The latest CTSI poster session had a twist. Called the Un-Poster Session, it allowed researchers’ family and friends to get in on the event by taking over the presentation.
Unlike traditional poster sessions, children or partners of current and former scholars in CTSI’s professional development programs got to present and interpret their parent’s or partner’s research poster.
“By inviting families in on the fun, scholars got to know one another on a deeper level and connect in an authentic way. It also helped kids and families get closer to their parents’ work and feel part of it,” said Michelle Lamere, MPA, ACC, assistant director of CTSI’s education and training programs. “Meaningful connections and strong, supportive families and communities are so important to wellbeing. This is true work-life integration.”

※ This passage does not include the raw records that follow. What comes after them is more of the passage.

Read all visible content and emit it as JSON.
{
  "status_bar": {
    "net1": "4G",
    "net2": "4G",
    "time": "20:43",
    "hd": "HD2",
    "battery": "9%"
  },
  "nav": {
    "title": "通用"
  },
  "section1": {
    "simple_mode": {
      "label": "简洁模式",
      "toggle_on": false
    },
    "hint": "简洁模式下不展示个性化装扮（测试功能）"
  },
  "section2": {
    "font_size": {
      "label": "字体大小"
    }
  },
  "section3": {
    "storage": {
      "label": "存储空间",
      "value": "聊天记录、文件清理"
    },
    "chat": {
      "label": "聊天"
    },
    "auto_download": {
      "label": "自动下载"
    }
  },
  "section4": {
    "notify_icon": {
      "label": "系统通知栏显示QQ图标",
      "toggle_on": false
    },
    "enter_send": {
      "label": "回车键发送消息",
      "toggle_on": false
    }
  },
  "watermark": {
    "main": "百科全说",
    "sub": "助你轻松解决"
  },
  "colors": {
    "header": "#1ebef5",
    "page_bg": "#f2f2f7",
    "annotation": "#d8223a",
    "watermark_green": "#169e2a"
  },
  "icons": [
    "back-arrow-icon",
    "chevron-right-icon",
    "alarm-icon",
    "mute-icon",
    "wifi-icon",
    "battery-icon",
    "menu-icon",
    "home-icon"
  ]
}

The event is one way CTSI-Ed emphasizes taking a whole-person approach through its career development programs.
A holistic focus on wellbeing is beneficial not just to the early-career researchers CTSI-Ed primarily supports, but to the institution as well, Lamere explains:
“Universities work so hard to recruit strong faculty researchers, and it’s critical to work just as hard to keep them. Creating opportunities for research faculty to bring their families into their work lives, form connections and build their support network, both personally and professionally, has the potential to do just that.”